But there’s little that can be done, Fisher said, short of banning Dennhardt from school events.
“How does it look if we’ve got a board member who’s been banned from school events?” he asked.
School board members are elected officials, and their removal from office would have to be carried out by the county attorney, as detailed in Iowa Code.
Assistant Greene County Attorney Thomas Laehn, the county attorney-elect, said his office hasn’t been contacted by the school district in any formal way, and he hasn’t seen a petition.
Board members mulled calling a special meeting last week to address the incident, according to Fisher, but nixed the idea.
Dennhardt, on the other hand, said a meeting with all sides present is the only way the whole story can be heard.
Fisher was against a special meeting, simply because there’s no action the board could take, he said.
“It’s going to be a spitting match,” he said. “What’s the point of that? It’s just going to be a spectacle.”
Fisher said Dennhardt should take action into his own hands.
“You really should remove yourself,” he said.
The process of removing an elected official from office, Laehn said, can be instigated by the state attorney general, the county attorney or by a petition signed by just five registered voters.
But Iowa Code is fairly explicit that an elected official must first violate one of seven offenses: neglect or refusal to perform the duties of office; willful misconduct in office; corruption; extortion; upon conviction of a felony; for intoxication or upon conviction of being intoxicated; or upon conviction of violating the provisions of chapter 68A, which deals with campaign finance.
Court records show that Dennhardt was arrested by Jefferson police in May, after a field sobriety test, on a charge of operating while intoxicated, but the charge was later amended by Laehn to open container.
He pleaded guilty in June to open container and received a $200 fine.
Dennhardt said he had “five beers over a five-hour period at a graduation” right before police pulled him over for speeding shortly after 11 p.m. May 5 in the 1300 block of South Elm Street.

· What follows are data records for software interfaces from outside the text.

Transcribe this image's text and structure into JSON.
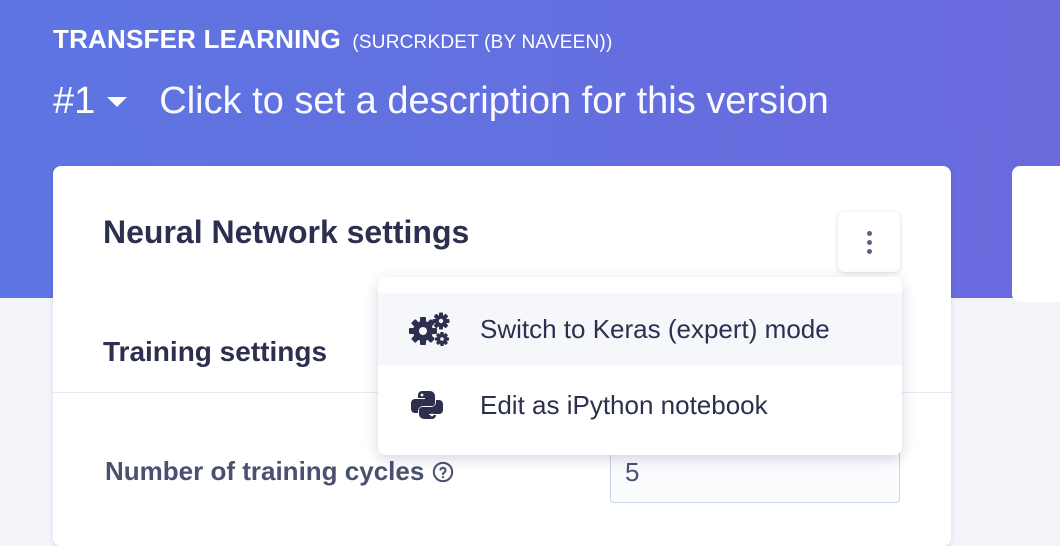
{
  "header": {
    "block_title": "TRANSFER LEARNING",
    "block_subtitle": "(SURCRKDET (BY NAVEEN))",
    "version_number": "#1",
    "version_description_placeholder": "Click to set a description for this version"
  },
  "card": {
    "title": "Neural Network settings",
    "section_title": "Training settings",
    "field_label": "Number of training cycles",
    "field_value": "5"
  },
  "menu": {
    "items": [
      {
        "label": "Switch to Keras (expert) mode",
        "icon": "gears-icon"
      },
      {
        "label": "Edit as iPython notebook",
        "icon": "python-icon"
      }
    ]
  },
  "colors": {
    "hero_start": "#5d75e2",
    "hero_end": "#6a6add",
    "text_dark": "#2c2f4e"
  }
}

He said he understood why Christensen and current board president Peters were upset about the incident, which went largely unnoticed by the public.
“The school board,” Dennhardt said, “takes enough heat for trying to do the best things for kids.”
It wasn’t Dennhardt’s first scrape with the law.
Dennhardt was still on criminal probation when he was originally appointed to the school board in 2016, court records show.
Christensen said he doesn’t know if anyone knew of Dennhardt’s probation at the time of his appointment in February 2016 to fill a board vacancy.
“That would not have disqualified him from the board,” Christensen said this week.
Only someone convicted of a felony is ineligible to serve on the board.
Dennhardt was on informal probation until April of 2016, his punishment for a 2015 misdemeanor in which he broke the glass out of a home’s front door in the 500 block of South Cedar Street in Jefferson by hitting it.
An accompanying assault charge was dismissed by the court.
“Everybody in Greene County knows I wasn’t a very good person at one time,” Dennhardt said.
He said he was sought out to fill a vacancy on the school board because “they wanted someone who would say the truth.”
“I’m not afraid to say what I’ve got to say,” he said.
But Dennhardt’s past — coupled with the latest allegations of threats — is bad for a school district that has worked to regain the public trust, Fisher said, citing a successful bond vote in April after two failed attempts.
“Sometimes,” Fisher said, “perception is reality. It just doesn’t look good.
“It just gives fodder to anyone who wants to be critical of the school. I hate that.”